- Ask about returns. Some sellers will offer a short-term refund period, often minus shipping. In addition, shipping costs may be very expensive. Find out the terms and when you can expect your money back if dissatisfied.
- Use a credit card to pay. If you don't get the item, you can dispute the charge with your credit card company.
- Credit Card not accepted? If the seller won't take a credit card, consider using an escrow agent or paying by COD. For a fee, the escrow agent will collect both your payment and the product and handle the delivery of each. If the seller selects an unfamiliar escrow or online payment service, check it out before you use it.
- Keep records.

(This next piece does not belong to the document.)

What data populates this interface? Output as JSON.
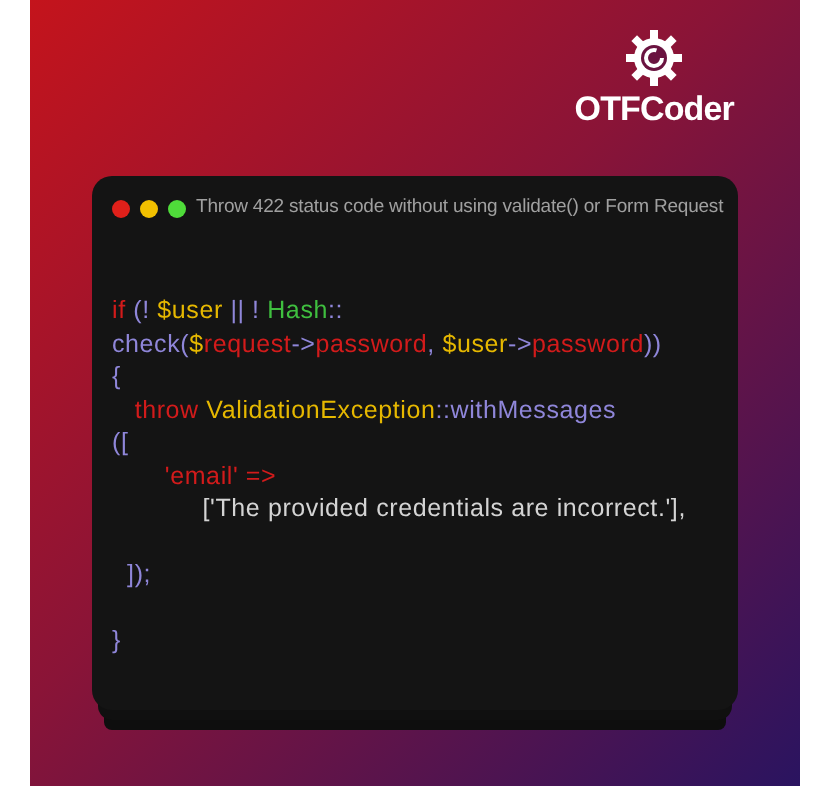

Save and print all emails related to the auction, the description and picture of the item, the seller's contact information, and the time, date and amount of your bid.
- Beware of sellers who contact you after an auction has closed.These sellers may try to lure you to pay by using a wire service, instead of a credit card or online payment service; in many cases these are an outright SCAM!
Watch for these red flags when buying items thru online auctions
Scammers will ue many combinations of these red flags in their attempts to take your money):
- The price of the item is too good to be true;
- The item is being sold due to the seller being in the military and being deployed;
- The item is being sold because the seller obtained it in a divorce and does not need it;
- The item belonged to a deceased family member or friend;
- The item is located in a different state from the seller;
- The seller will only communicate thru text messaging or email; and
- The seller wants you to pay via wire transfer such as Western Union and MoneyGram.
Watch for these red flags when selling items thru online auction:
- The buyer will only communicate thru text message or email;
- The buyer will agree to purchase the item without asking any questions about it; and
- The buyer will send a check for more money than the selling price of the item, and they will want you to wire the extra money to their shipping company.
Protect Yourself When You Sell Online
Watch out for counterfeit checks and money orders from buyers. Scammers will sometimes try to purchase items posted for sale on legitimate websites using very real-looking counterfeit checks.
Never agree to wire excess money back to the buyer or to someone else. Scammers will send a counterfeit check for more than the purchase price and ask you to wire back the extra money, which will end up coming out of your bank account even after the check is discovered to be a fake.
A benefit auction is an auction organized by a religious, benevolent, fraternal organization, youth association or charitable activity to raise money for a religious, benevolent, youth or charitable purpose. A charitable purpose includes raising money for a family in need, such as a home destroyed by fire or flood, or a person with large medical bills.
If all the items are donated, the gross receipts from a benefit auction are not subject to sales tax. Retailers owe use tax on the cost of donated items that are taken from tax unpaid inventory. Items donated directly to exempt entities are not subject to use tax. Clerking and auctioneer services provided at no charge are not subject to sales tax.